Self care has largely come to be understood as pampering yourself or buying yourself something after a bad day. These practices might work for some people, but Discko knows not everyone can afford to “treat yourself,” so Aloe will be free in the App store. She also hopes that it can help “fill the gap” in self-care for some of the most vulnerable and deserving communities.
“Queer and trans folks, especially POC, are affected by both mental health issues and income inequality, which is why the app could be perfect for anyone who struggles with taking care of themselves in a world that judges them harshly,” Discko says. “I’m hoping Aloe can be a pocket companion to mental and public health services and a sigh of relief for those who struggle daily.”

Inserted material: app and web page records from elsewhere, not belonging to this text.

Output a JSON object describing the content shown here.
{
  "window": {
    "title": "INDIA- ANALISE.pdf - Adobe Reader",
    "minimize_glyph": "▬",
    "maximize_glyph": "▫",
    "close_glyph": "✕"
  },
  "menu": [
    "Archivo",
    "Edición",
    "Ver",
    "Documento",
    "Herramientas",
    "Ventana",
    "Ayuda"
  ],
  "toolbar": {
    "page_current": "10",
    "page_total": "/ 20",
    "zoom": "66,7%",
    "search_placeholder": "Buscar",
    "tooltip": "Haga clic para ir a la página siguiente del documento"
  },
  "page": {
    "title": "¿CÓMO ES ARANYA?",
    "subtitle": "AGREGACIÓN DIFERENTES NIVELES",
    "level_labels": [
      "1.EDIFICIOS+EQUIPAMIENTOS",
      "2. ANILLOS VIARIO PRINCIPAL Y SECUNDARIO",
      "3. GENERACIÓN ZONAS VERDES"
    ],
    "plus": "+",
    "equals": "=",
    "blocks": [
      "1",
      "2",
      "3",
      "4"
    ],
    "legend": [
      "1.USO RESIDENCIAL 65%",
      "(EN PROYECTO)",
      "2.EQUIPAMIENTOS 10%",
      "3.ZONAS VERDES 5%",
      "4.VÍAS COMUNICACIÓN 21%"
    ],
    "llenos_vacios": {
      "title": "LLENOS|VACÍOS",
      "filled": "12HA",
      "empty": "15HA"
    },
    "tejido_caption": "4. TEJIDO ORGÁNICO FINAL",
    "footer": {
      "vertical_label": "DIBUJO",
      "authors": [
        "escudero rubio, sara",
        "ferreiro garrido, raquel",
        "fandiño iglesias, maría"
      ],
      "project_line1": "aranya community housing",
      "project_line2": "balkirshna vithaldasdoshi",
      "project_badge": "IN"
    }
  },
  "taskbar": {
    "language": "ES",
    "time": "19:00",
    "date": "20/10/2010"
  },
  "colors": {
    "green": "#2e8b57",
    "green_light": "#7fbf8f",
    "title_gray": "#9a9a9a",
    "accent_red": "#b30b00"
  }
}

Currently, Discko herself relies on a hodgepodge of tools to help keep her mindful, including Aloe’s web check-in, a list-making app, Google Calendar, and her iPhone alarms. She hopes to streamline everything into one place and three main features with Aloe for easier ongoing accountability: reminders, check-ins, and a space to reflect on your day.
“My belief is that if you think of making time for yourself less as time spent and more like a necessary maintenance throughout the day,” Discko says, “you’ll begin to feel less selfish and more responsible for how you feel.”
At the time of writing, Aloe is a little over halfway to its Kickstarter goal of $40,000, and if it gets enough backers by August 31, the first version is aiming to be launched by January 2018 (the perfect companion for the New Year’s resolutions, no?).
“We’re living in a society that’s always said to ‘take care of yourself,’ but not too much, and it’s starting to catch up with us all,” Disco says. “I’ve said this on the Kickstarter, but I believe people are finally realizing that we can’t wait until everything is awful to take care of ourselves.”
For more info or to throw a few bucks its way if you’re able to, check out Aloe’s Kickstarter page right here.
Would you use a self-care app like Aloe? Let us know @BritandCo!
(Photos via Amber Discko/Aloe)